One plane was returning from its mission and was coming in for a landing. As it came in for a landing, the plane following it opened fire and shot the plane down. As it turns out, the pilot that shot the plane down was a German in a restored American airplane. We were always alert
This is the only remark that Dr. Palestrant made about observing a tragic occurrence. Even then, he really does not focus on it. Dr. Palestrant’s remembrance of the D-Day invasion proves Werrell’s point that “…when we discuss the accomplishments of strategic bombing, we are speaking of what occurred during the last months of the war.Werrell continues with, “[t]he fierce battle for air superiority proved costly to both sides, but by April 1, 1944, the Allies had clearly emerged as the winner. The GAF had lost daylight air superiority and the air war” (Werrell, 705). Both in the eyes of Dr. Palestrant and Werrell, the allies held control of the air by D-Day. From the tone of Dr. Palsestrant’s interview, it seems as though he felt a positive attitude about the War; although planes were lost, during the interview he never dwelled on the topic. Both Dr. Palestrant’s first-hand account and Werrell’s historical analysis seem to agree on many of the same principles regarding the air campaign.
Overall, Dr. Palestrant’s memories seem accurate at least when compared to historical texts. None of his stories seem to be outlandish or extreme. He did not witness any combat, but his memory is strong. The historical documents differ from his recollections in minor ways, primarily with the respect to approach to dental treatment and equipment. However, this may be due to the fact that Dr. Palestrant can only really tell the interviewer about his particular experiences, while the historical perspective is a general overview.

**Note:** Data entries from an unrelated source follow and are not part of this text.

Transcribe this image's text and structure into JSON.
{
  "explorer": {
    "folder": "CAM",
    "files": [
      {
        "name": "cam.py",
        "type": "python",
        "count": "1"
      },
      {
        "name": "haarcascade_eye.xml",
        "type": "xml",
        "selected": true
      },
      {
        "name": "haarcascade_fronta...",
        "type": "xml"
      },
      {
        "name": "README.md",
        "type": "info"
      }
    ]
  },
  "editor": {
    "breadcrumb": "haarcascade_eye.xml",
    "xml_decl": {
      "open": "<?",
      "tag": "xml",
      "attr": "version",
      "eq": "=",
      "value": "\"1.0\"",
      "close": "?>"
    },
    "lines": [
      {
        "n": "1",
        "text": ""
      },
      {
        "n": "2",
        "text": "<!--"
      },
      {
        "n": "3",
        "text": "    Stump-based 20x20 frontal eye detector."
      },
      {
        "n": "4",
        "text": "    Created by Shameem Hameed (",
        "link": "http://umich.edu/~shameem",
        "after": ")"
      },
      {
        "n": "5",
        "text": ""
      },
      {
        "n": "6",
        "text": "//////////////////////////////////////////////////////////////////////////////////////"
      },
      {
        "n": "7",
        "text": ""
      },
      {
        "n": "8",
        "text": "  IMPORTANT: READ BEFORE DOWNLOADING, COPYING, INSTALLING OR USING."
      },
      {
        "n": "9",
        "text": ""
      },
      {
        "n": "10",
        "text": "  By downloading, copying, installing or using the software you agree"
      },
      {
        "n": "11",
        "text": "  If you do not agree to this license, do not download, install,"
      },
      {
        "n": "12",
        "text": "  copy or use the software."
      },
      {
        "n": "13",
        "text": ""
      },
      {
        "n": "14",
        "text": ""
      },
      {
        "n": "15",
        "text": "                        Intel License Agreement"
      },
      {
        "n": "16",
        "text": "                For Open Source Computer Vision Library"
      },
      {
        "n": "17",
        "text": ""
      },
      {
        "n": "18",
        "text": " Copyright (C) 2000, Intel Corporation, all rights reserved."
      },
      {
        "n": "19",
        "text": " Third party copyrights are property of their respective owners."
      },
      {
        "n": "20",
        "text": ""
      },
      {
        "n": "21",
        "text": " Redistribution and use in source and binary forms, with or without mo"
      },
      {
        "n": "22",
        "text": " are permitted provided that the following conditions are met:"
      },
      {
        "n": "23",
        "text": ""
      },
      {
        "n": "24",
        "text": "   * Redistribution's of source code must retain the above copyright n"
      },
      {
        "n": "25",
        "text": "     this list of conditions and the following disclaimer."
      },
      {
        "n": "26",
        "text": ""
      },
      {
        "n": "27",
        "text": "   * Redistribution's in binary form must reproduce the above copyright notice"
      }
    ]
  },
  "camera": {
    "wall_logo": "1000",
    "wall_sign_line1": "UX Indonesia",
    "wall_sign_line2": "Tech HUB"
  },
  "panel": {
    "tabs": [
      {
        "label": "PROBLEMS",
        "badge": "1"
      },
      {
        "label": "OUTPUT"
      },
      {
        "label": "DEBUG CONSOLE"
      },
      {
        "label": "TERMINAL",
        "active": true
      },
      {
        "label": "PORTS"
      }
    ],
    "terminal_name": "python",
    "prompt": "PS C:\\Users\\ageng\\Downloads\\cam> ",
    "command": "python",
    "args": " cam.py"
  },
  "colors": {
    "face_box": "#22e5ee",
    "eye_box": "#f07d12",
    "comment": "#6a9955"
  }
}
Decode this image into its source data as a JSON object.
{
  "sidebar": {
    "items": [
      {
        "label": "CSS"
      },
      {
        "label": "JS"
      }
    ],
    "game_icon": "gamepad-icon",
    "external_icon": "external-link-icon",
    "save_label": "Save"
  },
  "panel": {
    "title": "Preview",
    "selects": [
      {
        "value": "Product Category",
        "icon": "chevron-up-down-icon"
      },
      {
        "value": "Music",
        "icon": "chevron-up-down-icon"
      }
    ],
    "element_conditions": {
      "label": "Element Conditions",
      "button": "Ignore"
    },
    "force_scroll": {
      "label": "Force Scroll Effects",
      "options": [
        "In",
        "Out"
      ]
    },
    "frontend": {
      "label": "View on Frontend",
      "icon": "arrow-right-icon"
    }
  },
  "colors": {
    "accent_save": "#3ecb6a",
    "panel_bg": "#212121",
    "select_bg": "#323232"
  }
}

It also could be the tendency of Dr. Palestrant to be positive about all aspects of his service in the “good war.” But the differences are minor, and Dr. Palestrant’s first-hand account provided this interviewer with more of a feeling about the actual experiences of war than the analysis of the historians. Thus oral history provides an eyewitness view that plays an important part in understanding historical events.
- Armstrong qtd. In George Jeffcott, A History of the United Stated Army Dental Service in World War II (Washington, D.C., Office of the Surgeon General Department of the Army), v.
- Jeffcott, Dental Service in World War II, 214.
- Jeffcott, Dental Service in World War II, 165.
- Kenneth Werrell, TheStrategic Bombing of Germany in World War II: Costs and Accomplishments (Journal of American History),702.
- Werrell, The Strategic Bombing of Germany in World War II, 703.
- Werrell, The Strategic Bombing of Germany in World War II, 703.